For a long time I thought my biggest tragedy was that I couldn’t figure out what I wanted, but then, as I grew up, something worse happened: I realized I wasn’t the only one.
If I was capable of complex emotions I’d say that it’s heartbreakingly painful to see so many wanderers. They do no search for a place, they do not want to reach a certain destination. They simply exist. They survive in this concrete wilderness we call a city, and they don’t ask for much.
They see someone else living a better life on the TV and they genuinely admire than person.
When life was good I used to throw some of the wildest parties in Manhattan. Used to spend tens of thousands of dollars every week. Bands would come and sing in my apartment, crowds would literally gather at my front door.
It was lethargy. Neither one of us had a purpose. We just wanted more. Of anything. Or everything.
And in all the commotion, and the noise, and the smoke, and the champagne that kept being poured in those shinny crystal glasses, the only thing I was afraid of was that somehow my mask would fall off and everyone would see who I really was. But no one ever saw who I really was. In a world where everybody keeps smiling, even when their entire world is falling apart, no one could see something so obvious as me not belonging there.
And in this strange lethargy, and no matter how loud we laughed, or how hard we partied, we just weren’t happy. None of us were.
And then it happened. The money stopped coming. My father didn’t tell me. I called him, he didn’t answer. I thought something had happened. A mix-up at the bank. So I pawned some of the stuff in my apartment.
The following week I had to pawn more. I sold three of my watches and spent all the money on champagne in a club on Fifth. When the sun came out we took a cab and told the driver to take us on a tour of Manhattan. Drove us in circles for a couple of hours.
Then my father called. He told me we were poor. I was hangover, so it took me a while to process everything. Actually, even when I sobered up, I just couldn’t understand such a thing. So I began to borrow money from friends. Lots and lots.
Come think of it, this was my first real tragedy. Chaos took a hold on my life, and everything fell apart like dominoes. But you know what they say? Hope dies last.
When I had to sell my apartment, because no one was willing to lend me money anymore, that’s when the migraines began. And no amount of painkillers ever cured me of the pain.
Life has a way of going on, whether you want it or not. Time stops for no one, and every tragedy simply marks the beginning of the rest of our lives. As time passes, things become less extraordinary.

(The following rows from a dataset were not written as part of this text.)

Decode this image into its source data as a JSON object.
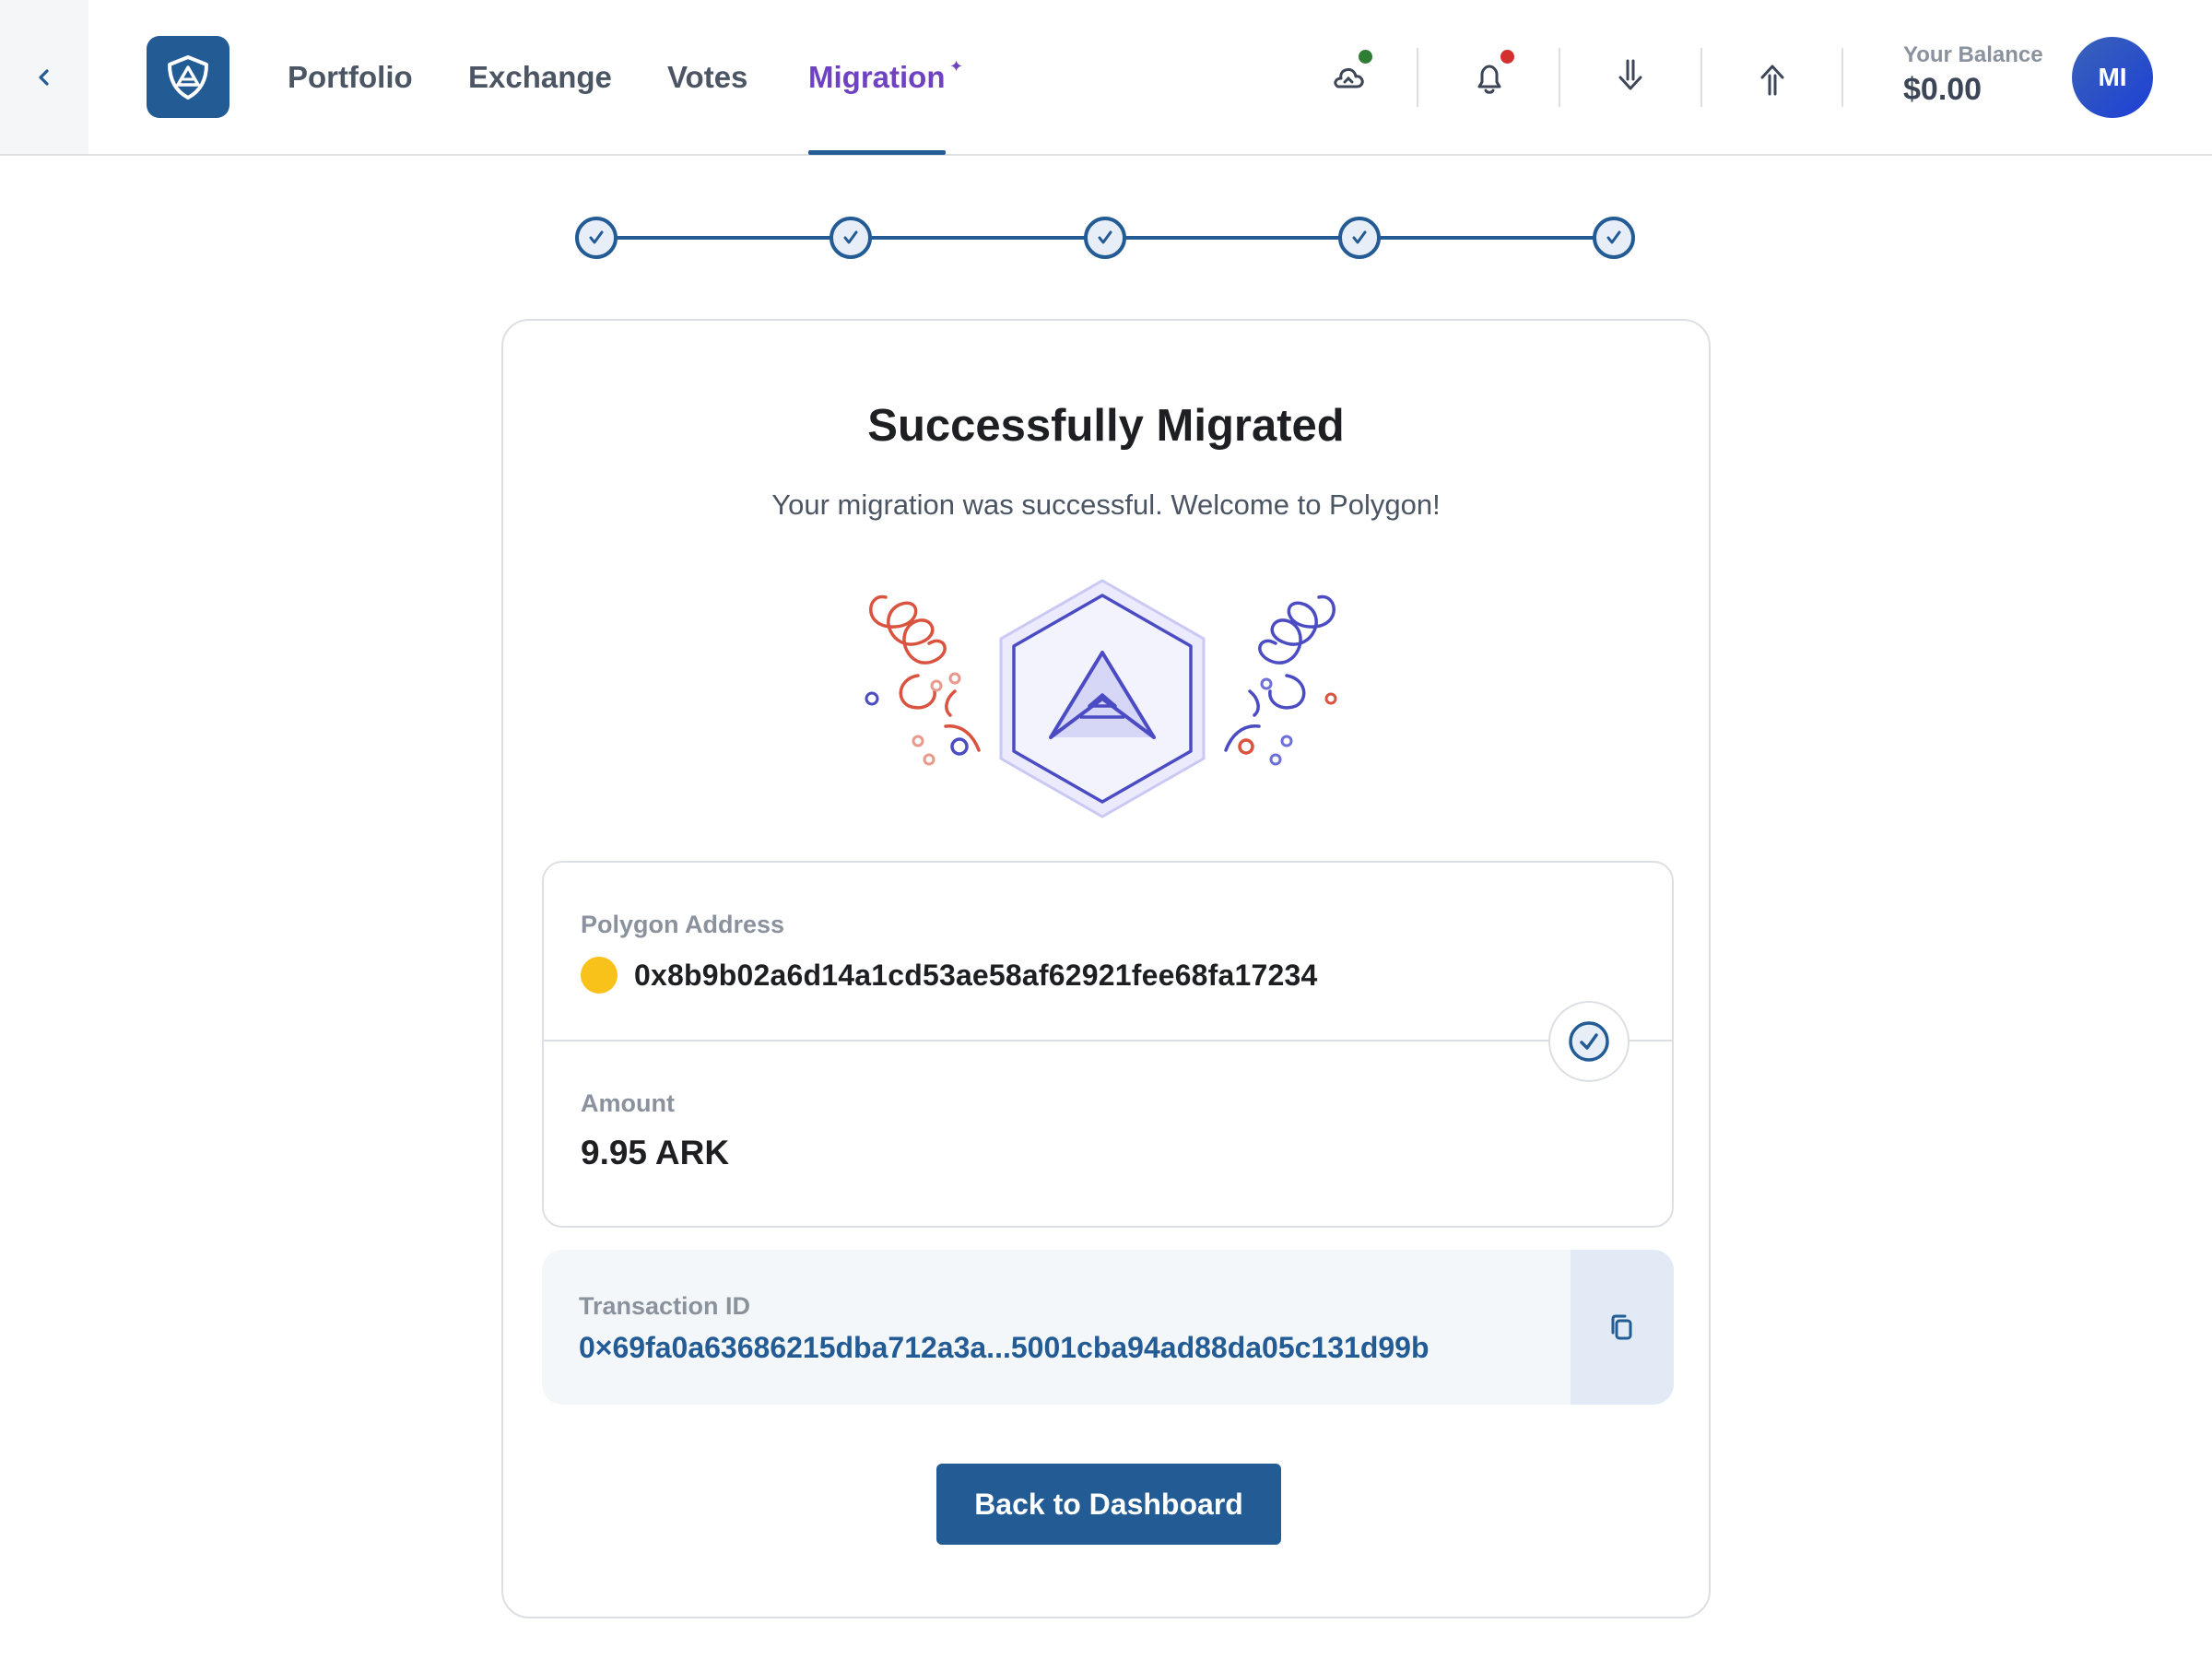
{
  "header": {
    "nav": [
      {
        "label": "Portfolio"
      },
      {
        "label": "Exchange"
      },
      {
        "label": "Votes"
      },
      {
        "label": "Migration",
        "active": true
      }
    ],
    "icons": [
      "chevron-left-icon",
      "app-logo",
      "cloud-sync-icon",
      "bell-icon",
      "receive-icon",
      "send-icon"
    ],
    "balance_label": "Your Balance",
    "balance_value": "$0.00",
    "avatar_initials": "MI"
  },
  "stepper": {
    "total_steps": 5,
    "completed_steps": 5
  },
  "result": {
    "title": "Successfully Migrated",
    "subtitle": "Your migration was successful. Welcome to Polygon!",
    "address_label": "Polygon Address",
    "address_value": "0x8b9b02a6d14a1cd53ae58af62921fee68fa17234",
    "amount_label": "Amount",
    "amount_value": "9.95 ARK",
    "transaction_label": "Transaction ID",
    "transaction_value": "0×69fa0a63686215dba712a3a...5001cba94ad88da05c131d99b",
    "button_label": "Back to Dashboard"
  },
  "colors": {
    "primary": "#235b95",
    "accent_purple": "#6f42c1",
    "success_dot": "#2e7d32",
    "alert_dot": "#d32f2f",
    "coin": "#f8c21b",
    "confetti_red": "#d9533f",
    "confetti_blue": "#4b4cc4"
  }
}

Pain gets altered into a strange feeling, and our memories become nothing more than a succession of images and sounds that look vaguely familiar, but we still can’t help but wonder if those images ever belonged to us in the first place. Did we really live those moments, or had we just dreamt them? I guess that’s why we wake up so frightened after a nightmare. Because, for a moment, we can’t tell if it really happened or not. Because we sometimes get lost and so confused in the darkness that we can’t figure out what’s real anymore.
If you enjoyed this short sample and would like to be the first to read more, you can pre-order the novel here. Also, there you can contribute any amount you’d like in order to allow me to release this novel. Any contribution matters.
With only 22 days left, we’ve got quite a long way to go, so now it’s the time to help out if you can.